Dockworkers and common thieves.. stop drinking paint thinner you cunt.
>live like kings in a tavern.
Maybe if you want to be that. It's sorts like being king of the homeless tho.
Meanwhile, forging your own kingdom, the PCs don't "live like kings"... The ARE kings.
Hey, I actually pulled off an in game three month downtime and crafting session. It can be incredibly difficult to get the players to slow down their schedule but we were playing in a low magic setting and they hunkered down over the winter. One of the things that helped a lot was that I started the Campaign in fall. I have noticed that most campaign start in spring and summer and this is just way to much time for events to sweep them along and to much unrestricted movement.
They carved a keep out of some ruins, filled up a wagon with supplies, and produced some cool stuff. It was really rewarding to see the characters create things that are now part of the setting.
Down time crafting sessions are something I always plan for in campaigns but rarely get around to . It was really cool that when we actually pulled it off this time. It was so successful that now all the players efforts are bent towards the next opportunity they have to hunker down an craft again.
I will be giving them another crafting session before spring but they took some time to clear a Dwarven hold and go city thieving in the middle of February. Both of these were things that required little outside movement.
Yeah, I have a throat problem, causes me a lot of pain if I talk longer than five or ten minutes. So all my games are text only. My mic is still buried in a box from I moved a few years ago, too.

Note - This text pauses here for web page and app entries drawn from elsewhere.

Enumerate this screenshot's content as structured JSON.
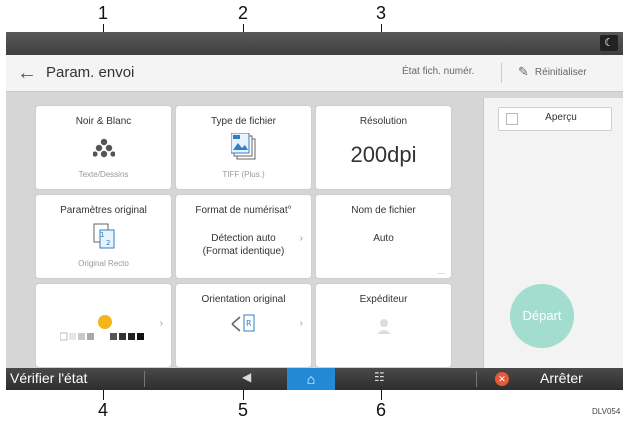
{
  "callouts": [
    "1",
    "2",
    "3",
    "4",
    "5",
    "6"
  ],
  "header": {
    "title": "Param. envoi",
    "state_link": "État fich. numér.",
    "reset": "Réinitialiser"
  },
  "tiles": {
    "color": {
      "label": "Noir & Blanc",
      "sub": "Texte/Dessins"
    },
    "file_type": {
      "label": "Type de fichier",
      "sub": "TIFF (Plus.)"
    },
    "resolution": {
      "label": "Résolution",
      "value": "200dpi"
    },
    "original_settings": {
      "label": "Paramètres original",
      "sub": "Original Recto"
    },
    "scan_format": {
      "label": "Format de numérisat°",
      "value_line1": "Détection auto",
      "value_line2": "(Format identique)"
    },
    "file_name": {
      "label": "Nom de fichier",
      "value": "Auto",
      "more": "..."
    },
    "orientation": {
      "label": "Orientation original"
    },
    "sender": {
      "label": "Expéditeur"
    }
  },
  "right_panel": {
    "preview": "Aperçu",
    "start": "Départ"
  },
  "bottom": {
    "check_state": "Vérifier l'état",
    "stop": "Arrêter"
  },
  "figure_code": "DLV054",
  "colors": {
    "home": "#2389d7",
    "start": "#a3ddd0",
    "stop": "#e55a3a",
    "accent_yellow": "#f3b51a"
  },
  "icons": [
    "moon-icon",
    "back-arrow-icon",
    "pen-icon",
    "dots-icon",
    "file-stack-icon",
    "preview-checkbox",
    "home-icon",
    "prev-icon",
    "grid-icon",
    "stop-icon",
    "chevron-right-icon"
  ]
}
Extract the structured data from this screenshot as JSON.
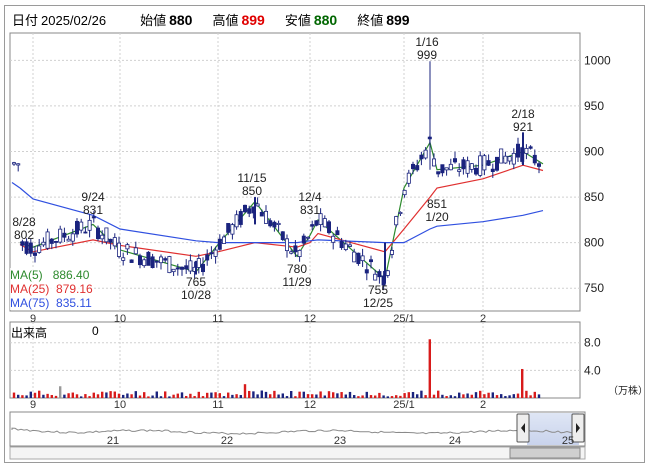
{
  "header": {
    "date_label": "日付",
    "date": "2025/02/26",
    "open_label": "始値",
    "open": "880",
    "high_label": "高値",
    "high": "899",
    "low_label": "安値",
    "low": "880",
    "close_label": "終値",
    "close": "899",
    "colors": {
      "high": "#e00000",
      "low": "#006600"
    }
  },
  "price_chart": {
    "y_ticks": [
      "1000",
      "950",
      "900",
      "850",
      "800",
      "750"
    ],
    "x_ticks": [
      "9",
      "10",
      "11",
      "12",
      "25/1",
      "2"
    ],
    "annotations": [
      {
        "text": [
          "8/28",
          "802"
        ]
      },
      {
        "text": [
          "9/24",
          "831"
        ]
      },
      {
        "text": [
          "11/15",
          "850"
        ]
      },
      {
        "text": [
          "12/4",
          "831"
        ]
      },
      {
        "text": [
          "1/16",
          "999"
        ]
      },
      {
        "text": [
          "2/18",
          "921"
        ]
      },
      {
        "text": [
          "765",
          "10/28"
        ]
      },
      {
        "text": [
          "780",
          "11/29"
        ]
      },
      {
        "text": [
          "755",
          "12/25"
        ]
      },
      {
        "text": [
          "851",
          "1/20"
        ]
      }
    ],
    "legend": [
      {
        "name": "MA(5)",
        "value": "886.40",
        "color": "#2d8a2d"
      },
      {
        "name": "MA(25)",
        "value": "879.16",
        "color": "#e03030"
      },
      {
        "name": "MA(75)",
        "value": "835.11",
        "color": "#3050e0"
      }
    ]
  },
  "volume_chart": {
    "title": "出来高",
    "current": "0",
    "y_ticks": [
      "8.0",
      "4.0"
    ],
    "unit": "（万株）",
    "x_ticks": [
      "9",
      "10",
      "11",
      "12",
      "25/1",
      "2"
    ]
  },
  "navigator": {
    "x_ticks": [
      "21",
      "22",
      "23",
      "24",
      "25"
    ]
  },
  "chart_data": {
    "type": "candlestick",
    "ylim": [
      725,
      1030
    ],
    "x": [
      "2024-08-28",
      "2024-09",
      "2024-09-24",
      "2024-10",
      "2024-10-28",
      "2024-11",
      "2024-11-15",
      "2024-11-29",
      "2024-12",
      "2024-12-04",
      "2024-12-25",
      "2025-01",
      "2025-01-16",
      "2025-01-20",
      "2025-02",
      "2025-02-18",
      "2025-02-26"
    ],
    "series": [
      {
        "name": "MA(5)",
        "values": [
          800,
          795,
          820,
          792,
          768,
          798,
          845,
          785,
          808,
          825,
          760,
          860,
          910,
          880,
          885,
          900,
          886.4
        ]
      },
      {
        "name": "MA(25)",
        "values": [
          798,
          790,
          803,
          797,
          785,
          790,
          800,
          795,
          800,
          810,
          790,
          815,
          850,
          860,
          870,
          885,
          879.16
        ]
      },
      {
        "name": "MA(75)",
        "values": [
          860,
          848,
          830,
          815,
          802,
          800,
          800,
          800,
          802,
          803,
          800,
          800,
          815,
          818,
          823,
          830,
          835.11
        ]
      }
    ],
    "marked_points": [
      {
        "date": "2024-08-28",
        "value": 802
      },
      {
        "date": "2024-09-24",
        "value": 831
      },
      {
        "date": "2024-10-28",
        "value": 765
      },
      {
        "date": "2024-11-15",
        "value": 850
      },
      {
        "date": "2024-11-29",
        "value": 780
      },
      {
        "date": "2024-12-04",
        "value": 831
      },
      {
        "date": "2024-12-25",
        "value": 755
      },
      {
        "date": "2025-01-16",
        "value": 999
      },
      {
        "date": "2025-01-20",
        "value": 851
      },
      {
        "date": "2025-02-18",
        "value": 921
      }
    ],
    "volume": {
      "ylim": [
        0,
        11
      ],
      "peaks": [
        {
          "date": "2025-01-16",
          "value": 8.5
        },
        {
          "date": "2025-02-18",
          "value": 4.2
        }
      ]
    }
  }
}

Fair warning: Most of my players are women and they're big fans of certain animated shows, though they usually keep it reined it during the game proper. There may also be a crossdressing PC, but his schedule is still up in the air. They're really not that odd beyond a few quirks, so no worries of "lolrandumb" behavior.
I've gamed with two of them for around a decade, and four of the others I've gamed with at least once before. They're very big on diplomacy and non-lethal combat options on intelligent beings. Occasionally we'll a session that's all character interaction, no combat.

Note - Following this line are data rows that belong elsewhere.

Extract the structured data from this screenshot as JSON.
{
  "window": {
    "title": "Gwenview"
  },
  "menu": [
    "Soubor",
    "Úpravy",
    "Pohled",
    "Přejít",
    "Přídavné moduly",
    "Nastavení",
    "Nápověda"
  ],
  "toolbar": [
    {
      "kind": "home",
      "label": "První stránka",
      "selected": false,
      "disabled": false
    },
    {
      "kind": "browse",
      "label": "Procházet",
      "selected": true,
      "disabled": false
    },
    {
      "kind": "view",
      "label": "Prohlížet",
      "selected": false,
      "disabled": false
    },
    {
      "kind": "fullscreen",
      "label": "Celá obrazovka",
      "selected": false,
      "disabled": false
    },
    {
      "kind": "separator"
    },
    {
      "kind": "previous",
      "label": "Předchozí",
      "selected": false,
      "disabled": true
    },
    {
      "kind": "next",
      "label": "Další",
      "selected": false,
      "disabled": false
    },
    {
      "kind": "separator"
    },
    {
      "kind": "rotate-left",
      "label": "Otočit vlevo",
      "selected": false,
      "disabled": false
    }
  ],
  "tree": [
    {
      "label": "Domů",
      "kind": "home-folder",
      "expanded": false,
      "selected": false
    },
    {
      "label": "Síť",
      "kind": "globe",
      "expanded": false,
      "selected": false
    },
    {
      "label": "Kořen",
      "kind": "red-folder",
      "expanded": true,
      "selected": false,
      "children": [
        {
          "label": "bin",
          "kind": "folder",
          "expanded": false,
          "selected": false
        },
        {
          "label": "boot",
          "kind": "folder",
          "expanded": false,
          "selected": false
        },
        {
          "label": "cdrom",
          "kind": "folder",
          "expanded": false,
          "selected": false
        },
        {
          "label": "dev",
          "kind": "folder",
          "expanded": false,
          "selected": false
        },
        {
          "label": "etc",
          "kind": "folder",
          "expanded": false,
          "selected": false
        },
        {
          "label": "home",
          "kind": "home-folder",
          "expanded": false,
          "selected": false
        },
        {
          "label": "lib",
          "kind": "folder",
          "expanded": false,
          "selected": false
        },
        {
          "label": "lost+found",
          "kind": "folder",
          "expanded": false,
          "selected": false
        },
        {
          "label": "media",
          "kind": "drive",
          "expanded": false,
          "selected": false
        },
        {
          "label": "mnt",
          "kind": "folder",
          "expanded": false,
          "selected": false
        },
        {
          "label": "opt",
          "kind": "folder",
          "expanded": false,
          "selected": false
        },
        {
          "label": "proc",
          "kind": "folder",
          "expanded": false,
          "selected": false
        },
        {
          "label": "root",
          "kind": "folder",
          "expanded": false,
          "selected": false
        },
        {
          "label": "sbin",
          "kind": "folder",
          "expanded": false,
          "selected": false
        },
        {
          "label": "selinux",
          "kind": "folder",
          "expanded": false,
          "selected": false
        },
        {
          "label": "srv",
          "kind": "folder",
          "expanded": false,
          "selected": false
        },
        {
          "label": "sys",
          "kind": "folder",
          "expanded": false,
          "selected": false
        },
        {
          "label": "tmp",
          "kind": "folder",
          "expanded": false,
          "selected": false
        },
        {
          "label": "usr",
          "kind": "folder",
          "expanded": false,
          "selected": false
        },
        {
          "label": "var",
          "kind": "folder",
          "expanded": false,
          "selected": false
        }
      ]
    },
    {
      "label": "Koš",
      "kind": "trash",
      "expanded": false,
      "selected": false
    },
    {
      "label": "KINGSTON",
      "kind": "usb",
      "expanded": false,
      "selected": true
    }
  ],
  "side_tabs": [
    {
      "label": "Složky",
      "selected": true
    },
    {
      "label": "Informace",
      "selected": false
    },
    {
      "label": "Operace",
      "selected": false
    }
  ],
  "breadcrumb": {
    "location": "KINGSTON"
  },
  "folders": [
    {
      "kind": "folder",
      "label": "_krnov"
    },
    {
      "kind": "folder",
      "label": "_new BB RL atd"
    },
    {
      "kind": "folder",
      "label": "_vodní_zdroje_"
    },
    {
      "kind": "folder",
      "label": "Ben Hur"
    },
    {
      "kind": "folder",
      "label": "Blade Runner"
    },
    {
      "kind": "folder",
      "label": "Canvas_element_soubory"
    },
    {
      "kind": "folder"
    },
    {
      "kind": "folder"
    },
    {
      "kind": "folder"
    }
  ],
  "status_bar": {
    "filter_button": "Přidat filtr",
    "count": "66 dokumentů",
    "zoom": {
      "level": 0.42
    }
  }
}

If any of that is a deal breaker, I understand.
Here's a link to the roll20 page: https://app.roll20.net/campaigns/details/1234543/world-rebuilding I apologize for it not having any info yet. I'll fill it in tomorrow, about to sleep. You can also reach me as Kiana on Steam.
Actually no, no deal breakers though certain animated shows might irk me depending on the show, not the fact that they like em.
And the non lethal combat? Perfectly fine, I like to talk my way out of and into trouble most of the time so its all good.